In MG, the immune system launches an inflammatory attack that interferes with the communication between nerve and muscle cells, resulting in symptoms like muscle weakness.

Ultomiris is designed to block the activation of the complement cascade, a group of inflammatory immune proteins whose activation plays a central role in this autoimmune attack. The treatment works in virtually the same way as the earlier-approved MG therapy Soliris (eculizumab), but it’s designed to last longer in the body, allowing for less frequent infusions (every eight weeks instead of every two weeks). Both Ultomiris and Soliris were developed by Alexion, which is now a subsidiary of AstraZeneca.

“Since Alexion brought forward the first complement inhibitor, we’ve continued to focus on innovating in this category and really understanding the needs of people living with gMG,” said Gaby Bourbara, vice president and general manager at Alexion Canada. “Ultomiris is the only long-acting C5 inhibitor, and it will benefit a broader range of patients, including those with milder symptoms.”

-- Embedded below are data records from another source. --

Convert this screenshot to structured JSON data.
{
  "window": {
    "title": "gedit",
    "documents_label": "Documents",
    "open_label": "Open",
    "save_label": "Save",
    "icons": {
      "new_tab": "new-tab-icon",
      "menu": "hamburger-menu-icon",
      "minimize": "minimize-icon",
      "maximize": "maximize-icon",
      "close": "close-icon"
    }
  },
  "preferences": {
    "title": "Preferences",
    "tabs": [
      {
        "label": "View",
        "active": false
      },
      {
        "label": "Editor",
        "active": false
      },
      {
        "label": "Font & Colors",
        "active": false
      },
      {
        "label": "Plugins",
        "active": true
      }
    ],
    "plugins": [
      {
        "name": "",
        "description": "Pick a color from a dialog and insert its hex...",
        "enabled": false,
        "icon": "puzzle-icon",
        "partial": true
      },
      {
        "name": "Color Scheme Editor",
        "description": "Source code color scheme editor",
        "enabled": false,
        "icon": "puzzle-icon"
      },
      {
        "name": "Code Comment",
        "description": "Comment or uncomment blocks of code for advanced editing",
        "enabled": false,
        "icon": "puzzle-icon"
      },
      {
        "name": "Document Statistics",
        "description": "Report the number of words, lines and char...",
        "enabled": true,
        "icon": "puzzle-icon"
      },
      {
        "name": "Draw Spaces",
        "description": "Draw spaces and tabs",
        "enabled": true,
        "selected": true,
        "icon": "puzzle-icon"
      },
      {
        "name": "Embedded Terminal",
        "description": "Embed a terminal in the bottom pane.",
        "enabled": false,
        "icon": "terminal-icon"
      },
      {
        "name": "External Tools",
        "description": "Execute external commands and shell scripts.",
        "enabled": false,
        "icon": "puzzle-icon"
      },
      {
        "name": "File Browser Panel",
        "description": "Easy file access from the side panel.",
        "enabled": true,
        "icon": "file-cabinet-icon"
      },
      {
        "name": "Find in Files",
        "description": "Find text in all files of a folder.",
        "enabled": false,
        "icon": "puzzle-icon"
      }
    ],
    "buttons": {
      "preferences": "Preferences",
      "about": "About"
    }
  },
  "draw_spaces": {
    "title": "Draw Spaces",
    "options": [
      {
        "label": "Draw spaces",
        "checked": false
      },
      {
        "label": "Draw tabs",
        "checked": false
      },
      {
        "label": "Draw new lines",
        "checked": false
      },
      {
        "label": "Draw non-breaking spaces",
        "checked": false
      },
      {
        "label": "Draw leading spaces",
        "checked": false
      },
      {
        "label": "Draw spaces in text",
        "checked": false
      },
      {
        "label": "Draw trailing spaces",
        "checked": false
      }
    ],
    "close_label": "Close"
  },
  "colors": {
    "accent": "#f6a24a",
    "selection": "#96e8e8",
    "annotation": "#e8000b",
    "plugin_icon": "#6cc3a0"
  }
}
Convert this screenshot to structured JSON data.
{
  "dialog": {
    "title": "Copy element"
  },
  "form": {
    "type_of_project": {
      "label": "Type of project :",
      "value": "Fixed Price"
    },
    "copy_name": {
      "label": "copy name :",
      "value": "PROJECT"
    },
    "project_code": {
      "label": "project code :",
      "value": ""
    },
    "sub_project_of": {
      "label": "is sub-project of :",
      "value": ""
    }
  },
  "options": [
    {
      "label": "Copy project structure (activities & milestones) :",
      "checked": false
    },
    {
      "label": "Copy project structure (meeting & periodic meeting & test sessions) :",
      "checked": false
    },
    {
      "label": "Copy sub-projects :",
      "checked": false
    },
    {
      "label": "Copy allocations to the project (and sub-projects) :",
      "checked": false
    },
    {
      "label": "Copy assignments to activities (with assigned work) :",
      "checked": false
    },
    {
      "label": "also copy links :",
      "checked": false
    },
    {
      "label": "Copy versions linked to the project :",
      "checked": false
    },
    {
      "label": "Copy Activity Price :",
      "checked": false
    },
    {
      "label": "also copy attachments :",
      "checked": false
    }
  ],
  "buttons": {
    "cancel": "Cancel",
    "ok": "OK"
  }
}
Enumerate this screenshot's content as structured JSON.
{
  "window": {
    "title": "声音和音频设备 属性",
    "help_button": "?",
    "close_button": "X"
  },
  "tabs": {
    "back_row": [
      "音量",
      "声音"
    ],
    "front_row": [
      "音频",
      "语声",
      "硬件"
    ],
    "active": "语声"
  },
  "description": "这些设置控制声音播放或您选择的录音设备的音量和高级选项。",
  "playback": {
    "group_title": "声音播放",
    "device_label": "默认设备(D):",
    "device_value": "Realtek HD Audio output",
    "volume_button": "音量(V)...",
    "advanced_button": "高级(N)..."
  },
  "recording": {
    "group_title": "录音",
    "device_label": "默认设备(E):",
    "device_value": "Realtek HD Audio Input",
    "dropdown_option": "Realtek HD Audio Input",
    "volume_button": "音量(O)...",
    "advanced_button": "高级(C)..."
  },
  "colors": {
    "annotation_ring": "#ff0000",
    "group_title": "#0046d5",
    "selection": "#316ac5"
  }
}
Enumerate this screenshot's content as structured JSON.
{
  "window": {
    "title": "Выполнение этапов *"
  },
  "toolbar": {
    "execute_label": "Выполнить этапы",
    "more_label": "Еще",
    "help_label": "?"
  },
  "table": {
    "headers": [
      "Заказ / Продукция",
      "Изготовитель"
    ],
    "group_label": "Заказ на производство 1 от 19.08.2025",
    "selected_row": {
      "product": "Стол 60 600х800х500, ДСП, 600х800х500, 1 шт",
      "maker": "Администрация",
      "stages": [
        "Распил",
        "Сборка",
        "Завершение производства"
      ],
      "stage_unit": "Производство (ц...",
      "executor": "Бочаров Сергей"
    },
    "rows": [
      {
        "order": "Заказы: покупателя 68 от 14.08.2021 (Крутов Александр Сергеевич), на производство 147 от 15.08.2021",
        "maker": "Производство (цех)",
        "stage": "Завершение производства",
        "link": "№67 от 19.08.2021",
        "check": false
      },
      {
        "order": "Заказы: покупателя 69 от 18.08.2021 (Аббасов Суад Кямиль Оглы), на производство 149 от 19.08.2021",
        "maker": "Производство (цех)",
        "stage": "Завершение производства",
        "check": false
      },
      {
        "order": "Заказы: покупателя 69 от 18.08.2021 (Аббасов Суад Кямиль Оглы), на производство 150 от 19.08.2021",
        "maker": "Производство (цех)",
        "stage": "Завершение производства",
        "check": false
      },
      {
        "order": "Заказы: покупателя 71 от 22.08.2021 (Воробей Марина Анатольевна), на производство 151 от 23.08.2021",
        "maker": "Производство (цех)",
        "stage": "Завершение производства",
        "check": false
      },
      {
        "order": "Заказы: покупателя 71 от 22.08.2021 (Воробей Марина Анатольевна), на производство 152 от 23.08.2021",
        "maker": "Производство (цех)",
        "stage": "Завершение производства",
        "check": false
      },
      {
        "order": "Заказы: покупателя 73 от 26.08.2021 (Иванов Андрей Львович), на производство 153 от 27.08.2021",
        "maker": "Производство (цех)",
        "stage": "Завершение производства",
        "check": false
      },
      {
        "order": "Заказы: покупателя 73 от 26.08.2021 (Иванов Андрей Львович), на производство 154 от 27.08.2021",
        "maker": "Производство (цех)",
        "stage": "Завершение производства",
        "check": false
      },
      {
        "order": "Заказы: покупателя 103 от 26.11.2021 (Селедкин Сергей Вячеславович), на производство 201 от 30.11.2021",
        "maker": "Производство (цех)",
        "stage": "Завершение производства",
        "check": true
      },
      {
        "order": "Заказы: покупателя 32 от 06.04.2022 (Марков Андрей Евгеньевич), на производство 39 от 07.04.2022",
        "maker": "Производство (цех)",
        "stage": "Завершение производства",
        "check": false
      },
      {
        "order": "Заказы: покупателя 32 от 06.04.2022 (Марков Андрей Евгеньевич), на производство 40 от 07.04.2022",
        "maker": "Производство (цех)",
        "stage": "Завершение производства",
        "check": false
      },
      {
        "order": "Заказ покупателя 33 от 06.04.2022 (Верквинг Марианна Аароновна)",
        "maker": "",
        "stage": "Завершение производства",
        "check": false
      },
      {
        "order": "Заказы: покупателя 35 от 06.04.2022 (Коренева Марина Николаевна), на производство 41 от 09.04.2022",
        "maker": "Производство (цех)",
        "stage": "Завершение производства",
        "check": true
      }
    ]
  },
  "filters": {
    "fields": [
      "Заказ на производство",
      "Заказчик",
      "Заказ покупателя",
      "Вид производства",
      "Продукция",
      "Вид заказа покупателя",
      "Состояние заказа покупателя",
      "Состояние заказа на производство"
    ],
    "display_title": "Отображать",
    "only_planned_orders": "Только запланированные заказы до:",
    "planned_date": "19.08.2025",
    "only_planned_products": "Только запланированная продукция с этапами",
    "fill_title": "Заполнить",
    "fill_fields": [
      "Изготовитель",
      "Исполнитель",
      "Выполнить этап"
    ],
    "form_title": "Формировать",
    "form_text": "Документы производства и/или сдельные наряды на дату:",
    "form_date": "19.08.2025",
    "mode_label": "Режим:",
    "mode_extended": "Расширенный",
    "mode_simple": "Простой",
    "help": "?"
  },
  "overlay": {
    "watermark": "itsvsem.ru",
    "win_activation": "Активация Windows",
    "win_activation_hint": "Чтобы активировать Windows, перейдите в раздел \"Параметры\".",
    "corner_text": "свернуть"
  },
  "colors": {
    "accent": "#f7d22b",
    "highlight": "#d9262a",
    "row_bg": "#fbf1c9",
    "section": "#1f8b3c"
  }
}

Previous studies have estimated that about 263 per 1 million people in Canada — about 10,000 — are diagnosed with generalized myasthenia gravis.

We’re excited about the approval of Ultomiris and for the possibility of a new and promising treatment option for gMG patients living in Canada.

Health Canada’s approval of Ultomiris was based on data from an international Phase 3 clinical trial called CHAMPION MG (NCT03920293), which tested the therapy against a placebo in 175 adults with gMG who were positive for antibodies targeting AChR.

Results showed that Ultomiris rapidly eased symptoms, with benefits lasting for at least a year. The therapy was generally well-tolerated; the most common side effects included diarrhea and upper respiratory tract infection.

“Today’s approval represents a key step forward on behalf of the gMG community in Canada,” Bourbara said.